The man accused of shooting and killing a 22-year NYPD veteran officer in East New York early Monday was released by a judge after a drug arrest in Coney Island last month, despite an outstanding warrant in North Carolina for a violent shooting in that state.
Officer Peter Figoski, a 47-year-old father of four daughters, died at the hospital at about 7:15 a.m., hours after he was shot in the face while responding as backup to a burglary call in East New York.
Authorities have arrested Lamont Pride, of Coney Island, for the shooting of the officer. Police Commissioner Ray Kelly said Pride, 27, was wanted for aggravated assault in North Carolina. In that case, Greensboro, N.C. police said he was one of three men involved in a dispute that led to a shooting on Aug. 5.
Pride was arrested several other times, including Nov. 3 in Coney Island for a drug charge in an apartment. A child was also present at the time, and Pride was charged with drug possession and endangering the welfare of child, both misdemeanors.
When police ran his rap sheet that day, the report came back just minutes later that he was wanted for the North Carolina felonies, NBC New York has learned.
But when he was arraigned the next day in Brooklyn criminal court, the judge released him.
According to a transcript from the arraignment, the prosecutor told Brooklyn Criminal Court Judge Evelyn Laporte, "Lamont Pride has an outstanding warrant in North Carolina for a shooting."
But without asking any serious follow-up questions about that warrant, Laporte said, "I'm not going to set bail," and released Pride on his own recognizance.
Standard practice for suspects with outstanding warrants is to hold them without bail until the warrant issue is resolved. In this case, the warrant also indicated he could be "armed with a handgun."
Court spokesman David Bookstaver said "it's unclear why the judge let him go."
The warrant was only for extradition in and around the state of North Carolina. NYPD spokesman Paul Browne told NBC New York that the NYPD contacted North Carolina authorities, urging them to upgrade the warrant when Pride was first arrested, but they initially declined. Days later, it was upgraded, but by then he was "in the wind," Browne said.
His next court date was Nov. 15, and he did not show up. Another date was set for January.
Greensboro Police confirmed the initial warrant only applied to the surrounding states, but could not speak to the timeline of the warrant or whether there was a delay in filing that warrant.
In the tragic shooting Monday, Figoski and his partner, Glenn Estrada, were responding as backup to a 911 call about a robbery at a basement apartment.
As Figoski and Estrada waited outside, the first two responding officers headed to interview the 25-year-old robbery victim, whom they found lying on the floor with a head injury inflicted by one of the suspects, Kelly said.

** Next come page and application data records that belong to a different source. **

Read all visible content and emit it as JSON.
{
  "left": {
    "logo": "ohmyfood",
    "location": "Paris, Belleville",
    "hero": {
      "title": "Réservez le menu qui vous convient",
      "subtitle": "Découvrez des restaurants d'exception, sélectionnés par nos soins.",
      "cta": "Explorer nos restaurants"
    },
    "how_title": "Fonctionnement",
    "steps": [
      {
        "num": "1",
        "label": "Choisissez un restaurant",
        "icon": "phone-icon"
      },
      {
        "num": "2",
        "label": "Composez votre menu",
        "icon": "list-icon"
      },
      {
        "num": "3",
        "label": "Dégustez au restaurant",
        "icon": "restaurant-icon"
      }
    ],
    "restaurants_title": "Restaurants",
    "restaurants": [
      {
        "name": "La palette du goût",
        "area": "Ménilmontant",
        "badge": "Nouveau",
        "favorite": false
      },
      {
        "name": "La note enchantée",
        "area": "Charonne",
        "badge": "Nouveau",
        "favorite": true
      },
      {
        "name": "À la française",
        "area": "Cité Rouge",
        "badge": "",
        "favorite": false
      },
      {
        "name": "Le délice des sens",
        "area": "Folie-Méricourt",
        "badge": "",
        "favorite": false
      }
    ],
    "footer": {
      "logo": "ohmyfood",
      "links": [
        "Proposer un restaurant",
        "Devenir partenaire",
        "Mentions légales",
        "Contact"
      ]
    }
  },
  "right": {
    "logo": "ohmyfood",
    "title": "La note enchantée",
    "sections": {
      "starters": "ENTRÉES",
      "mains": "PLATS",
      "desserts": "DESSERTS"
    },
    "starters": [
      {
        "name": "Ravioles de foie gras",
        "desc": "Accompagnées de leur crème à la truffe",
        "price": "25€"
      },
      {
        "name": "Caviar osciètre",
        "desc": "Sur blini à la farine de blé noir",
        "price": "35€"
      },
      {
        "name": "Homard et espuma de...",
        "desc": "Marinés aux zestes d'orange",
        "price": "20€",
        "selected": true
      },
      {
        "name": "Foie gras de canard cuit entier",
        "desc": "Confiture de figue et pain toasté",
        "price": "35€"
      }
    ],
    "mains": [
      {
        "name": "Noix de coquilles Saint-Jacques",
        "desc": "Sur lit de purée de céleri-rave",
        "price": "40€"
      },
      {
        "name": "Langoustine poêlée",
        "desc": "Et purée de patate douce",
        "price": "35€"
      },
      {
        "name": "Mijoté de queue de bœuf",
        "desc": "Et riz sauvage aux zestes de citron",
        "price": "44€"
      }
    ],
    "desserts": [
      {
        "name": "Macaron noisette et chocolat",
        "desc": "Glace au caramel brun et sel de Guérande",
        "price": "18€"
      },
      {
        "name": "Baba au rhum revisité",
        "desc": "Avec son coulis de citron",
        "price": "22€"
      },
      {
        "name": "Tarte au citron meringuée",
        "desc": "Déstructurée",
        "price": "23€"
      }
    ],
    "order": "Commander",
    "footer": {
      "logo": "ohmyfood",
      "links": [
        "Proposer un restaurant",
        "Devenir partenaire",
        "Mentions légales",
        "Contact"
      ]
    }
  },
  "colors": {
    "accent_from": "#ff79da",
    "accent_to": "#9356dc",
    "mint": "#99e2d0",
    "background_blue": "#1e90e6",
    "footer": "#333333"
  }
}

Unbenownst to police, the two suspects, having been unable to escape out the back door, crouched in wait in a side room near the apartment unit, Kelly said. Once the first two officers walked by them, the suspects made their way to the front door, the police commissioner said.

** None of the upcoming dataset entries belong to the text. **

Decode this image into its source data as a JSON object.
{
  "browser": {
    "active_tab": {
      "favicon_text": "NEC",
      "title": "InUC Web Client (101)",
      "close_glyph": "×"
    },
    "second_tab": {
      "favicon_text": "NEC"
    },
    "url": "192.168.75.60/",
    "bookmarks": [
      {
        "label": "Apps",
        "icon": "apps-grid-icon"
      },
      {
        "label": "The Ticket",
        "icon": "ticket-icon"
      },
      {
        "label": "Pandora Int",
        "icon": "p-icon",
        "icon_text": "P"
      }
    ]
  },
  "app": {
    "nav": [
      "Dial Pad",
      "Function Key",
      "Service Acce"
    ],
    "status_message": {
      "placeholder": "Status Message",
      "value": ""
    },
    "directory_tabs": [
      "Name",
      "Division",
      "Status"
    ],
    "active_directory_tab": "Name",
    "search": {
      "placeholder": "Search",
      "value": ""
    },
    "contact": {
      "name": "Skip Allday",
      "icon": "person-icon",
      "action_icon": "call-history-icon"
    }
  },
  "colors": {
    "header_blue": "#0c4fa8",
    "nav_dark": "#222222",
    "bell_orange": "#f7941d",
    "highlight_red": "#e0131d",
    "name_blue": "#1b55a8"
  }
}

Figoski was at the bottom of the stairs leading from the street to the basement apartment door when he was shot at close range by one of the assailants, Kelly said.
"His partner, Glenn Estrada, was already struggling on the street level in front of the house with the second suspect when he heard the shot and observed the gunman run by him," Kelly said. "He released the man he was struggling with and pursued the gunman, capturing him after a pursuit of several blocks."
Estrada was treated at the hospital for a shoulder sprain that he suffered in his confrontations with both suspects.
The second suspect remains at large. He's described as about 5 feet, 7 inches tall and 25 to 30 years old. He was last seen wearing a gray hooded sweatshirt and light pants. Police released this surveillance video of that suspect.
A semi-automatic pistol was recovered under a parked car near the scene. Police say only one shot was fired, but the gun appeared to have jammed with 10 live rounds still in the magazine. A ski mask was also found at the scene.
The tenant told police the two suspects banged on his door and initially said they were police officers. Once inside, they demanded money and jewelry, authorities said. They were both wearing ski masks, the tenant told police.
The suspects then knocked the tenant down and one of the men struck him in the head with a firearm, Kelly said.
The robbery victim, who works at a nearby bodega, said the suspects stole an inexpensive watch and $770 in cash before fleeing, Kelly said. He was treated for head injuries at a nearby hospital.
Figoski has been on the force 22 years, with more than 200 arrests and had 12 medals awarded, including eight for exceptional police duty.
A vigil was planned for him in Brooklyn on Tuesday evening at 7:30 p.m.